Records from a dataset
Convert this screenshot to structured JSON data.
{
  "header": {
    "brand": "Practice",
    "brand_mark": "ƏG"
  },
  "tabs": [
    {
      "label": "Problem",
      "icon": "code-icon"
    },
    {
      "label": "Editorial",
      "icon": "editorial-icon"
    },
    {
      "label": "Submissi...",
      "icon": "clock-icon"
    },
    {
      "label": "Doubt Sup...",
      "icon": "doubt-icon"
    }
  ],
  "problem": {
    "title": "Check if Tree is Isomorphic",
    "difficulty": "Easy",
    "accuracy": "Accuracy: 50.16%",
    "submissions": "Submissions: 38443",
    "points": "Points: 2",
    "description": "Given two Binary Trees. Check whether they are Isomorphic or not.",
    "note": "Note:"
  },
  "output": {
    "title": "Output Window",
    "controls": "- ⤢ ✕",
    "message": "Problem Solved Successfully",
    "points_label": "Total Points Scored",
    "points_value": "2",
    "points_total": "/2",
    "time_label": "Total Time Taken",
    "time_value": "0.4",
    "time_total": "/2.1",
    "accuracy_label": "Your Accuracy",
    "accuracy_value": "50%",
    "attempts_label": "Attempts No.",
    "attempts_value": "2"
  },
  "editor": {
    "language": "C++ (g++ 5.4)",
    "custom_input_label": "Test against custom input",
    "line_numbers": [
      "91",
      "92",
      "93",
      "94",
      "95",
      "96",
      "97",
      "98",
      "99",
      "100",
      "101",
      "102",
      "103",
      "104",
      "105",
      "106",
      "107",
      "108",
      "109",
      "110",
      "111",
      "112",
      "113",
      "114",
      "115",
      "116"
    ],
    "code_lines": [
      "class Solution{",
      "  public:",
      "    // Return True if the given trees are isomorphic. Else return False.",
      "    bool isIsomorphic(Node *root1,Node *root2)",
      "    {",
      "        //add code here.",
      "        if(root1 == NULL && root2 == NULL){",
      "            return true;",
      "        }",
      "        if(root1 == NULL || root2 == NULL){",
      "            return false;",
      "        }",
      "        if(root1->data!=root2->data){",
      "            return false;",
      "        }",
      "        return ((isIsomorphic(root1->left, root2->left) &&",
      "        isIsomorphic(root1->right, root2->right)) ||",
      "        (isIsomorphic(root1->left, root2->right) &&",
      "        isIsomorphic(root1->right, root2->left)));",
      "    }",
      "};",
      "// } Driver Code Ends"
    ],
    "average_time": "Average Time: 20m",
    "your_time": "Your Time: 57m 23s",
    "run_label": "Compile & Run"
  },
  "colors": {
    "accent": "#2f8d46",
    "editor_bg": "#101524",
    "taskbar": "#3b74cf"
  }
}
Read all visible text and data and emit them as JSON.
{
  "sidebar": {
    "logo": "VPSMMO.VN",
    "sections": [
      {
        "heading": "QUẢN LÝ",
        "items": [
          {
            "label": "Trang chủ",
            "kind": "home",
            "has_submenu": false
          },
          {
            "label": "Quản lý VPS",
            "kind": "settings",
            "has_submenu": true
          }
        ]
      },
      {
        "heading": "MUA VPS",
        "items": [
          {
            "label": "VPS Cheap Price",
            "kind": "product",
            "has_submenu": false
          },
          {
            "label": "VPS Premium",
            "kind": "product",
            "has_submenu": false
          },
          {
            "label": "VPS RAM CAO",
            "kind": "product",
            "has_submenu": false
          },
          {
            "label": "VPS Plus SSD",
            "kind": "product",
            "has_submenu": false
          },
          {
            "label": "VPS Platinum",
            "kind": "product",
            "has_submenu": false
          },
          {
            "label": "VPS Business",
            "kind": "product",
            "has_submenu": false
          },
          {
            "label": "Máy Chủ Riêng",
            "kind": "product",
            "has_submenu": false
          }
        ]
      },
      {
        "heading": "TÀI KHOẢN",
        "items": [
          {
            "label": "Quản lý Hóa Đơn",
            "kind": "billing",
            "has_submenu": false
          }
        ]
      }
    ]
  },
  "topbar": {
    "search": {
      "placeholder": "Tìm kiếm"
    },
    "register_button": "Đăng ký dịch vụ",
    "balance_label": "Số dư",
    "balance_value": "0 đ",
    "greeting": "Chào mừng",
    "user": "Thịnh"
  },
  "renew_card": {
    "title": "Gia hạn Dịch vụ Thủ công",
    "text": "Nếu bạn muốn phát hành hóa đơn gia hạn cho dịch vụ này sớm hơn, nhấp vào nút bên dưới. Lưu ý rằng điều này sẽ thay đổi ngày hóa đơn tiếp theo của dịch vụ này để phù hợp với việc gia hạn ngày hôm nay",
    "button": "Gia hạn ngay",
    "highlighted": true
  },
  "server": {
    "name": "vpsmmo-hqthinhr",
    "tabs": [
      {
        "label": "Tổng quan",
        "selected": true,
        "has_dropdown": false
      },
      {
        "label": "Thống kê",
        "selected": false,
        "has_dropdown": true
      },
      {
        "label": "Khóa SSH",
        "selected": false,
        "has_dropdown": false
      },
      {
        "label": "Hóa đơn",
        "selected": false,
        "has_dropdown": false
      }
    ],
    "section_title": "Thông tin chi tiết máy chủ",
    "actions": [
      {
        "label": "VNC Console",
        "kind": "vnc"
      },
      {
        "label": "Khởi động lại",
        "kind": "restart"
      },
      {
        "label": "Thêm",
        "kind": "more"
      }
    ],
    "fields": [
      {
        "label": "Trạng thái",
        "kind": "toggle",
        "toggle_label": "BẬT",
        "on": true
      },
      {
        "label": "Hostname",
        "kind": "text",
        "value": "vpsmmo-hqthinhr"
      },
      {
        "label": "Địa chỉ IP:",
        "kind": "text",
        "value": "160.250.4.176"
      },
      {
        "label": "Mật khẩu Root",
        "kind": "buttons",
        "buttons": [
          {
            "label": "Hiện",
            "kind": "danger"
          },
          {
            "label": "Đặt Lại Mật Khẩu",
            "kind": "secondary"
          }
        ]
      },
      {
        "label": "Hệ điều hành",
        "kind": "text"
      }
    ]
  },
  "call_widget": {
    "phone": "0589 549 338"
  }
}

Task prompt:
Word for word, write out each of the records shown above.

Result:
Convert this screenshot to structured JSON data.
{
  "header": {
    "brand": "Practice",
    "brand_mark": "ƏG"
  },
  "tabs": [
    {
      "label": "Problem",
      "icon": "code-icon"
    },
    {
      "label": "Editorial",
      "icon": "editorial-icon"
    },
    {
      "label": "Submissi...",
      "icon": "clock-icon"
    },
    {
      "label": "Doubt Sup...",
      "icon": "doubt-icon"
    }
  ],
  "problem": {
    "title": "Check if Tree is Isomorphic",
    "difficulty": "Easy",
    "accuracy": "Accuracy: 50.16%",
    "submissions": "Submissions: 38443",
    "points": "Points: 2",
    "description": "Given two Binary Trees. Check whether they are Isomorphic or not.",
    "note": "Note:"
  },
  "output": {
    "title": "Output Window",
    "controls": "- ⤢ ✕",
    "message": "Problem Solved Successfully",
    "points_label": "Total Points Scored",
    "points_value": "2",
    "points_total": "/2",
    "time_label": "Total Time Taken",
    "time_value": "0.4",
    "time_total": "/2.1",
    "accuracy_label": "Your Accuracy",
    "accuracy_value": "50%",
    "attempts_label": "Attempts No.",
    "attempts_value": "2"
  },
  "editor": {
    "language": "C++ (g++ 5.4)",
    "custom_input_label": "Test against custom input",
    "line_numbers": [
      "91",
      "92",
      "93",
      "94",
      "95",
      "96",
      "97",
      "98",
      "99",
      "100",
      "101",
      "102",
      "103",
      "104",
      "105",
      "106",
      "107",
      "108",
      "109",
      "110",
      "111",
      "112",
      "113",
      "114",
      "115",
      "116"
    ],
    "code_lines": [
      "class Solution{",
      "  public:",
      "    // Return True if the given trees are isomorphic. Else return False.",
      "    bool isIsomorphic(Node *root1,Node *root2)",
      "    {",
      "        //add code here.",
      "        if(root1 == NULL && root2 == NULL){",
      "            return true;",
      "        }",
      "        if(root1 == NULL || root2 == NULL){",
      "            return false;",
      "        }",
      "        if(root1->data!=root2->data){",
      "            return false;",
      "        }",
      "        return ((isIsomorphic(root1->left, root2->left) &&",
      "        isIsomorphic(root1->right, root2->right)) ||",
      "        (isIsomorphic(root1->left, root2->right) &&",
      "        isIsomorphic(root1->right, root2->left)));",
      "    }",
      "};",
      "// } Driver Code Ends"
    ],
    "average_time": "Average Time: 20m",
    "your_time": "Your Time: 57m 23s",
    "run_label": "Compile & Run"
  },
  "colors": {
    "accent": "#2f8d46",
    "editor_bg": "#101524",
    "taskbar": "#3b74cf"
  }
}
Read all visible text and data and emit them as JSON.
{
  "sidebar": {
    "logo": "VPSMMO.VN",
    "sections": [
      {
        "heading": "QUẢN LÝ",
        "items": [
          {
            "label": "Trang chủ",
            "kind": "home",
            "has_submenu": false
          },
          {
            "label": "Quản lý VPS",
            "kind": "settings",
            "has_submenu": true
          }
        ]
      },
      {
        "heading": "MUA VPS",
        "items": [
          {
            "label": "VPS Cheap Price",
            "kind": "product",
            "has_submenu": false
          },
          {
            "label": "VPS Premium",
            "kind": "product",
            "has_submenu": false
          },
          {
            "label": "VPS RAM CAO",
            "kind": "product",
            "has_submenu": false
          },
          {
            "label": "VPS Plus SSD",
            "kind": "product",
            "has_submenu": false
          },
          {
            "label": "VPS Platinum",
            "kind": "product",
            "has_submenu": false
          },
          {
            "label": "VPS Business",
            "kind": "product",
            "has_submenu": false
          },
          {
            "label": "Máy Chủ Riêng",
            "kind": "product",
            "has_submenu": false
          }
        ]
      },
      {
        "heading": "TÀI KHOẢN",
        "items": [
          {
            "label": "Quản lý Hóa Đơn",
            "kind": "billing",
            "has_submenu": false
          }
        ]
      }
    ]
  },
  "topbar": {
    "search": {
      "placeholder": "Tìm kiếm"
    },
    "register_button": "Đăng ký dịch vụ",
    "balance_label": "Số dư",
    "balance_value": "0 đ",
    "greeting": "Chào mừng",
    "user": "Thịnh"
  },
  "renew_card": {
    "title": "Gia hạn Dịch vụ Thủ công",
    "text": "Nếu bạn muốn phát hành hóa đơn gia hạn cho dịch vụ này sớm hơn, nhấp vào nút bên dưới. Lưu ý rằng điều này sẽ thay đổi ngày hóa đơn tiếp theo của dịch vụ này để phù hợp với việc gia hạn ngày hôm nay",
    "button": "Gia hạn ngay",
    "highlighted": true
  },
  "server": {
    "name": "vpsmmo-hqthinhr",
    "tabs": [
      {
        "label": "Tổng quan",
        "selected": true,
        "has_dropdown": false
      },
      {
        "label": "Thống kê",
        "selected": false,
        "has_dropdown": true
      },
      {
        "label": "Khóa SSH",
        "selected": false,
        "has_dropdown": false
      },
      {
        "label": "Hóa đơn",
        "selected": false,
        "has_dropdown": false
      }
    ],
    "section_title": "Thông tin chi tiết máy chủ",
    "actions": [
      {
        "label": "VNC Console",
        "kind": "vnc"
      },
      {
        "label": "Khởi động lại",
        "kind": "restart"
      },
      {
        "label": "Thêm",
        "kind": "more"
      }
    ],
    "fields": [
      {
        "label": "Trạng thái",
        "kind": "toggle",
        "toggle_label": "BẬT",
        "on": true
      },
      {
        "label": "Hostname",
        "kind": "text",
        "value": "vpsmmo-hqthinhr"
      },
      {
        "label": "Địa chỉ IP:",
        "kind": "text",
        "value": "160.250.4.176"
      },
      {
        "label": "Mật khẩu Root",
        "kind": "buttons",
        "buttons": [
          {
            "label": "Hiện",
            "kind": "danger"
          },
          {
            "label": "Đặt Lại Mật Khẩu",
            "kind": "secondary"
          }
        ]
      },
      {
        "label": "Hệ điều hành",
        "kind": "text"
      }
    ]
  },
  "call_widget": {
    "phone": "0589 549 338"
  }
}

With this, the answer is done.